About this exercise => Reproduce the data exactly as it stands.

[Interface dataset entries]
== == ==

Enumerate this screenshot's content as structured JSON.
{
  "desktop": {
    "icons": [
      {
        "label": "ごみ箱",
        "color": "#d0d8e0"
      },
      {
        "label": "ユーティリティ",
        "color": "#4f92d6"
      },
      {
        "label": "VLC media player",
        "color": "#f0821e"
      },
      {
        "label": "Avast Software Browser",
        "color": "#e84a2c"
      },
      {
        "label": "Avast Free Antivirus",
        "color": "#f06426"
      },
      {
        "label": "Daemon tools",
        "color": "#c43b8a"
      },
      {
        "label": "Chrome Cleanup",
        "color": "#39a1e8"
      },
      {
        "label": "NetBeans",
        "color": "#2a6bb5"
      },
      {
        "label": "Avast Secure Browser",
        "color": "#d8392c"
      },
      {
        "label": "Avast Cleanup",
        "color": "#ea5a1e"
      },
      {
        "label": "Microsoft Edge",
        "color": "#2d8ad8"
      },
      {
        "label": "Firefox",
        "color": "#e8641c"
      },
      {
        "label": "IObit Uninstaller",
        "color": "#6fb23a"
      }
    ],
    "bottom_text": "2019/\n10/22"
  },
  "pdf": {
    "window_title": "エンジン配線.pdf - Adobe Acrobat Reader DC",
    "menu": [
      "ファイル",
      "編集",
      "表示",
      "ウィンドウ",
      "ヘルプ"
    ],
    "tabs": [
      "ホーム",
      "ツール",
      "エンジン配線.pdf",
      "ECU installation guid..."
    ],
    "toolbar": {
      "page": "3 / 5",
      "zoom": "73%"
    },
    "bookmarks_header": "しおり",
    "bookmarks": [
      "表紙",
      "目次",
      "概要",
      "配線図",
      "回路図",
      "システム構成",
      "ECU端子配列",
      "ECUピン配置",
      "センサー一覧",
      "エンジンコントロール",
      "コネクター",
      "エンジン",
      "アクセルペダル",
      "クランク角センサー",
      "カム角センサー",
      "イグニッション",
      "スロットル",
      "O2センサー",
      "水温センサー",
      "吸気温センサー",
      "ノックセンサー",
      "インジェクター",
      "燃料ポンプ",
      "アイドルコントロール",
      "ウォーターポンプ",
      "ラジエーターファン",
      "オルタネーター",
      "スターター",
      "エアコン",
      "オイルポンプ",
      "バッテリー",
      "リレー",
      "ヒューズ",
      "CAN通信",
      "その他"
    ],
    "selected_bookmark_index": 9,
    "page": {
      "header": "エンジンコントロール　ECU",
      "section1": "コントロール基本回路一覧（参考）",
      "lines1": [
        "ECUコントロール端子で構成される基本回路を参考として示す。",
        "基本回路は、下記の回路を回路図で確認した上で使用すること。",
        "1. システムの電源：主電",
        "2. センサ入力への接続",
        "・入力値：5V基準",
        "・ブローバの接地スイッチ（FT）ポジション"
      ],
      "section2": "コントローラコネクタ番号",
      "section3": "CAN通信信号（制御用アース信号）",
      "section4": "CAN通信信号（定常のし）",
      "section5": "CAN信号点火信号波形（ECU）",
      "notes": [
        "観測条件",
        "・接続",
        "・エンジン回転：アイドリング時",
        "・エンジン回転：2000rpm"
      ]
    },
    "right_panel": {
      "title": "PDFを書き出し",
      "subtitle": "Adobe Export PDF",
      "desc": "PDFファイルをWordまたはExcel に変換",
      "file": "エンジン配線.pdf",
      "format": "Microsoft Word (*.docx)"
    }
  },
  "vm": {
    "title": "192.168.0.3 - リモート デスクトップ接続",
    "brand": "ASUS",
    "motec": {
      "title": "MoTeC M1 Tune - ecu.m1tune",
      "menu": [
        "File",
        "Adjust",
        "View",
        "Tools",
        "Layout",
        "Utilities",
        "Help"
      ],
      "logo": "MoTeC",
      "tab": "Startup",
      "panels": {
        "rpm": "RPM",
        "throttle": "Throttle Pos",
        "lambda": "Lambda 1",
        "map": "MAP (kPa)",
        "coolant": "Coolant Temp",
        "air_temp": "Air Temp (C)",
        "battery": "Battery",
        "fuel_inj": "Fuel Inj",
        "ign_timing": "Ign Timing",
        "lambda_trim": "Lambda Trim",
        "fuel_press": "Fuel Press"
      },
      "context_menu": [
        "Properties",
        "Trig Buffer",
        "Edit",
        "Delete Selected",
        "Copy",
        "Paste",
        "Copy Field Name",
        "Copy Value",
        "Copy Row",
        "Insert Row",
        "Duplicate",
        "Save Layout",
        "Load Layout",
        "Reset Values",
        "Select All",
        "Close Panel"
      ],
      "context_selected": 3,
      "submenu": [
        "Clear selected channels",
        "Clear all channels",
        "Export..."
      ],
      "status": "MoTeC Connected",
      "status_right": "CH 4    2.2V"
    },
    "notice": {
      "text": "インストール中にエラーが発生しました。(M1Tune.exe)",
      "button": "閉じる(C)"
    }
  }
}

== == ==

Result for this exercise =>
Enumerate this screenshot's content as structured JSON.
{
  "desktop": {
    "icons": [
      {
        "label": "ごみ箱",
        "color": "#d0d8e0"
      },
      {
        "label": "ユーティリティ",
        "color": "#4f92d6"
      },
      {
        "label": "VLC media player",
        "color": "#f0821e"
      },
      {
        "label": "Avast Software Browser",
        "color": "#e84a2c"
      },
      {
        "label": "Avast Free Antivirus",
        "color": "#f06426"
      },
      {
        "label": "Daemon tools",
        "color": "#c43b8a"
      },
      {
        "label": "Chrome Cleanup",
        "color": "#39a1e8"
      },
      {
        "label": "NetBeans",
        "color": "#2a6bb5"
      },
      {
        "label": "Avast Secure Browser",
        "color": "#d8392c"
      },
      {
        "label": "Avast Cleanup",
        "color": "#ea5a1e"
      },
      {
        "label": "Microsoft Edge",
        "color": "#2d8ad8"
      },
      {
        "label": "Firefox",
        "color": "#e8641c"
      },
      {
        "label": "IObit Uninstaller",
        "color": "#6fb23a"
      }
    ],
    "bottom_text": "2019/\n10/22"
  },
  "pdf": {
    "window_title": "エンジン配線.pdf - Adobe Acrobat Reader DC",
    "menu": [
      "ファイル",
      "編集",
      "表示",
      "ウィンドウ",
      "ヘルプ"
    ],
    "tabs": [
      "ホーム",
      "ツール",
      "エンジン配線.pdf",
      "ECU installation guid..."
    ],
    "toolbar": {
      "page": "3 / 5",
      "zoom": "73%"
    },
    "bookmarks_header": "しおり",
    "bookmarks": [
      "表紙",
      "目次",
      "概要",
      "配線図",
      "回路図",
      "システム構成",
      "ECU端子配列",
      "ECUピン配置",
      "センサー一覧",
      "エンジンコントロール",
      "コネクター",
      "エンジン",
      "アクセルペダル",
      "クランク角センサー",
      "カム角センサー",
      "イグニッション",
      "スロットル",
      "O2センサー",
      "水温センサー",
      "吸気温センサー",
      "ノックセンサー",
      "インジェクター",
      "燃料ポンプ",
      "アイドルコントロール",
      "ウォーターポンプ",
      "ラジエーターファン",
      "オルタネーター",
      "スターター",
      "エアコン",
      "オイルポンプ",
      "バッテリー",
      "リレー",
      "ヒューズ",
      "CAN通信",
      "その他"
    ],
    "selected_bookmark_index": 9,
    "page": {
      "header": "エンジンコントロール　ECU",
      "section1": "コントロール基本回路一覧（参考）",
      "lines1": [
        "ECUコントロール端子で構成される基本回路を参考として示す。",
        "基本回路は、下記の回路を回路図で確認した上で使用すること。",
        "1. システムの電源：主電",
        "2. センサ入力への接続",
        "・入力値：5V基準",
        "・ブローバの接地スイッチ（FT）ポジション"
      ],
      "section2": "コントローラコネクタ番号",
      "section3": "CAN通信信号（制御用アース信号）",
      "section4": "CAN通信信号（定常のし）",
      "section5": "CAN信号点火信号波形（ECU）",
      "notes": [
        "観測条件",
        "・接続",
        "・エンジン回転：アイドリング時",
        "・エンジン回転：2000rpm"
      ]
    },
    "right_panel": {
      "title": "PDFを書き出し",
      "subtitle": "Adobe Export PDF",
      "desc": "PDFファイルをWordまたはExcel に変換",
      "file": "エンジン配線.pdf",
      "format": "Microsoft Word (*.docx)"
    }
  },
  "vm": {
    "title": "192.168.0.3 - リモート デスクトップ接続",
    "brand": "ASUS",
    "motec": {
      "title": "MoTeC M1 Tune - ecu.m1tune",
      "menu": [
        "File",
        "Adjust",
        "View",
        "Tools",
        "Layout",
        "Utilities",
        "Help"
      ],
      "logo": "MoTeC",
      "tab": "Startup",
      "panels": {
        "rpm": "RPM",
        "throttle": "Throttle Pos",
        "lambda": "Lambda 1",
        "map": "MAP (kPa)",
        "coolant": "Coolant Temp",
        "air_temp": "Air Temp (C)",
        "battery": "Battery",
        "fuel_inj": "Fuel Inj",
        "ign_timing": "Ign Timing",
        "lambda_trim": "Lambda Trim",
        "fuel_press": "Fuel Press"
      },
      "context_menu": [
        "Properties",
        "Trig Buffer",
        "Edit",
        "Delete Selected",
        "Copy",
        "Paste",
        "Copy Field Name",
        "Copy Value",
        "Copy Row",
        "Insert Row",
        "Duplicate",
        "Save Layout",
        "Load Layout",
        "Reset Values",
        "Select All",
        "Close Panel"
      ],
      "context_selected": 3,
      "submenu": [
        "Clear selected channels",
        "Clear all channels",
        "Export..."
      ],
      "status": "MoTeC Connected",
      "status_right": "CH 4    2.2V"
    },
    "notice": {
      "text": "インストール中にエラーが発生しました。(M1Tune.exe)",
      "button": "閉じる(C)"
    }
  }
}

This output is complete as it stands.